As was the case for other large carnivores in the lower 48 United States, by the 1960s grizzly bears were nearly extinct. This species had dropped to less than 2 percent of its former range south of Canada and occurred in six small, discrete populations, totaling 800-1,000 individuals.
The lynx is one of the most at-risk carnivores in the United States. South of the US-Canada border, this elusive species’ population may be as low as a few hundred individuals. In 2000, the federal government acted by listing it as threatened in portions of the US, under the Endangered Species Act (ESA). Steps to recover lynx have included reintroduction.
It all began with roadkill. Banff, the crown jewel of the Canadian national parks, is a paradox. Big, primeval wildness and all it embodies — peaks, waterfalls, and glaciers — surround the townsite, the antithesis of wildness with its bustling boutiques and hotels.

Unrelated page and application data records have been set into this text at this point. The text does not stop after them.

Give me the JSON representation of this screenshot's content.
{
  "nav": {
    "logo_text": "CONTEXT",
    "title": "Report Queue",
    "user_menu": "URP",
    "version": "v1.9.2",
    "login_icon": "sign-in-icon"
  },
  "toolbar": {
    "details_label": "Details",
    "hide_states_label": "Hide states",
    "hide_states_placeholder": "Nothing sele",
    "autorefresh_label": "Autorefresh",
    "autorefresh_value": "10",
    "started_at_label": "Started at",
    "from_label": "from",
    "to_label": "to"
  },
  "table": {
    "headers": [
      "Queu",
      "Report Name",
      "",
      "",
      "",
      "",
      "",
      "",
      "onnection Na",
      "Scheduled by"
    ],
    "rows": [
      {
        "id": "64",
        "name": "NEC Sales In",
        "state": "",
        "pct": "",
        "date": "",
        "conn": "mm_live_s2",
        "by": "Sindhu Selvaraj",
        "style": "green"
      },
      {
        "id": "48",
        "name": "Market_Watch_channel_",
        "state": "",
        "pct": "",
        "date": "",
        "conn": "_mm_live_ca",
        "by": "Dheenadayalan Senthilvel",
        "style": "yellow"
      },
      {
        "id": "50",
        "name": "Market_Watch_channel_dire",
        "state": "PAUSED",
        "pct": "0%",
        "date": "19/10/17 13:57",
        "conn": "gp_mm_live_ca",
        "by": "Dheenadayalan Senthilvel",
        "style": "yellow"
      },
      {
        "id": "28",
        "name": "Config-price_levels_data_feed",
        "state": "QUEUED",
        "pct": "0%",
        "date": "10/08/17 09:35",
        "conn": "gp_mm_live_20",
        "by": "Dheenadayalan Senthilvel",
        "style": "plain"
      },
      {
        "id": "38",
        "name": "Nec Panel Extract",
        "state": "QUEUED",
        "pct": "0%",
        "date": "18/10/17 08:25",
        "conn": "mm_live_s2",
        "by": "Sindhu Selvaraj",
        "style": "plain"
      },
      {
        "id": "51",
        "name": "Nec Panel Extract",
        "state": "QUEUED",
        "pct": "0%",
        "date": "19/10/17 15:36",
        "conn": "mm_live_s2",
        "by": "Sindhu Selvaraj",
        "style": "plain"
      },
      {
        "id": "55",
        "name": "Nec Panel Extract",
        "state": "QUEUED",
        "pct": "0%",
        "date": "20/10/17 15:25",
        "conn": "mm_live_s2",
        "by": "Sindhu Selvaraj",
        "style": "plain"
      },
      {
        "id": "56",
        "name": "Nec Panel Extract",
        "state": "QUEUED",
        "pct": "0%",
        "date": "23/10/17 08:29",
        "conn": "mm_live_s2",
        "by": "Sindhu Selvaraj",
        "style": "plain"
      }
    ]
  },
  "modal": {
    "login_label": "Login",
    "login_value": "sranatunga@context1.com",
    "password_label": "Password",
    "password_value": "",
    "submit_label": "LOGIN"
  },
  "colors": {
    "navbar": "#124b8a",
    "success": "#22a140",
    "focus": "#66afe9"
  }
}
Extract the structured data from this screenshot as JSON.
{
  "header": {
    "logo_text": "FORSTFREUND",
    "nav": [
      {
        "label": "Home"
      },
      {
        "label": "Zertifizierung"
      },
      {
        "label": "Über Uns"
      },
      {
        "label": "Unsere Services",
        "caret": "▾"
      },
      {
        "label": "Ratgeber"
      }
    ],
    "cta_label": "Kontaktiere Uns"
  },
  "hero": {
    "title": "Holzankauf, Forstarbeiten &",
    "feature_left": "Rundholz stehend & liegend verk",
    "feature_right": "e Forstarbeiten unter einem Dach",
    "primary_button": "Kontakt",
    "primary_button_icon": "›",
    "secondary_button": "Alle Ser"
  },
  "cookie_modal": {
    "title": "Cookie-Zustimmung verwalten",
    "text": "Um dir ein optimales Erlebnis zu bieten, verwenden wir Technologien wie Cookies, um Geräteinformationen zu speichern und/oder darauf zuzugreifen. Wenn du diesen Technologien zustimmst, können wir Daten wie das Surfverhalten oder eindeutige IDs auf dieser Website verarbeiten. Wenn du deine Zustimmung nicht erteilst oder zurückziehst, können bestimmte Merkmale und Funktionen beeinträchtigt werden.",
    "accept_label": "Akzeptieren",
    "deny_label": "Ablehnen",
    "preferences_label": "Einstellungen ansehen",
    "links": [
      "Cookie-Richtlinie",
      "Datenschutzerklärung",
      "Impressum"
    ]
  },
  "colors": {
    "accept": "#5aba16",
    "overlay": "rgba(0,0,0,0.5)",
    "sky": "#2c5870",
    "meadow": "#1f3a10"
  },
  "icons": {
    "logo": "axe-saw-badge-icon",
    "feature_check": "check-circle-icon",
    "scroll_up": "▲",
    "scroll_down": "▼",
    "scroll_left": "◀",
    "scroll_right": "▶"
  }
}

Highway 1, one of the busiest Canadian roadways, slices through the park via the Bow Valley. It vectors millions of people and their vehicles through this iconic landscape, creating a lethal corridor for wildlife.
Audacious as such dispersals may seem, these peripatetic carnivores can’t help making them. This behavior is imprinted in their DNA, in the shape of their bodies, and in how their minds work. Moreover, they do it with casual grace, as if such heroic dispersals amounted to just another day in their lives.